Last month, Italian judges grabbed world headlines by issuing arrest warrants for 19 alleged CIA officers suspected of kidnapping an Islamic militant from the streets of Milan and spiriting him to Egypt. Our colleagues at Italy's L'Espresso weekly gave Whispers a peek at the names, passport numbers, and other identifying data on the fugitive spies. Now, naming CIA operatives may be against the law here (though most, if not all, of the names appear to be aliases). Still, what seemed most striking about the group was not their names but their credit cards, on which they charged over $150,000 for fancy meals and rooms at some of Milan's finest ristoranti and hotels. Among them, the U.S. spies held a total of 10 Visa cards (no surprise there) but no MasterCards and, strangely, six Diners Club cards. Although Diners Club boasts of being the original charge card (its debut, with much fanfare, was way back in 1950), the ailing brand now claims less than 1 percent of the U.S. market.
So why do the CIA' s spooks prefer Diners Club? Do they get bonus points? Free eavesdropping gear? The CIA and Diners Club aren't commenting, but CIA veterans, past and present, say it's just a coincidence. "No one pushes Diners Club for official cover," discloses one former top spy. Maybe it's the company's motto: "Do you have the key that opens doors around the world?"
An Al Qaeda Man Gets His Due
The trial for Mounir el-Motassadeq, the first man convicted in the 9/11 terrorist attacks, ended Friday in Hamburg with a guilty verdict and a seven-year sentence for the charge of belonging to a terrorist organization. Despite complaints that the U.S. Department of Justice did not cooperate enough to get a tougher sentence, the verdict "is quite acceptable," says coprosecutor Andreas Schulz, the Berlin-based attorney who represented the victims' families during the trial. "It's good to have Motassadeq back in jail." As police entered the courtroom to take him into custody, Motassadeq, whose first conviction was overturned last year, asked to visit the restroom. "His face was pale," Schulz tells Whispers. "It seemed as though he had to throw up."
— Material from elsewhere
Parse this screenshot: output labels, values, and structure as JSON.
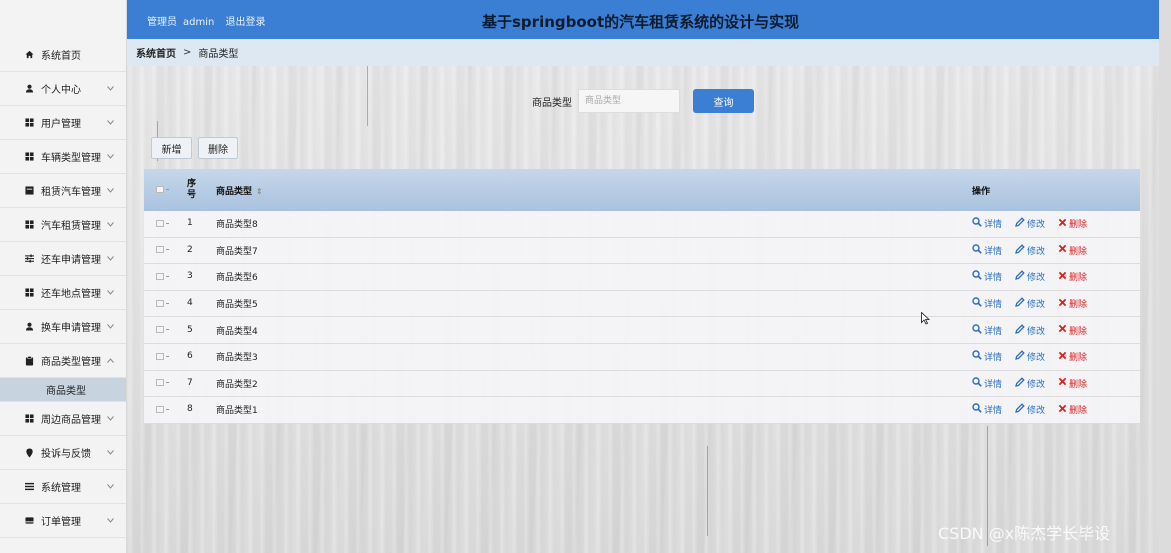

Selling Just About Anything on eBay
What's hot on eBay? Anything from potential 2008 candidates. Arkansas Gov. Mike Huckabee's spokesman Jim Harris says that some constituents are writing the governor's office just to get return letters that they can hawk. The governor jokes, "My barber was going to sell clippings from my haircuts, but my hair is getting so thin that he decided he would just market one hair at a time."
Sorry, No Coverage For Mob Violence
Apparently membership doesn't always have its privileges at the United Nations , where U.N. contract workers in Jalalabad are complaining that they're being refused compensation for belongings that were destroyed or stolen during the city's May riots (sparked by an erroneous report of a Koran being flushed down a toilet). "Generally, in most contracts, compensation is not provided," says a Kabul-based U.N. spokesman, though some agency heads can grant discretionary compensation, like extra leave time. "It's crazy how inconsistent it all is," says one American worker.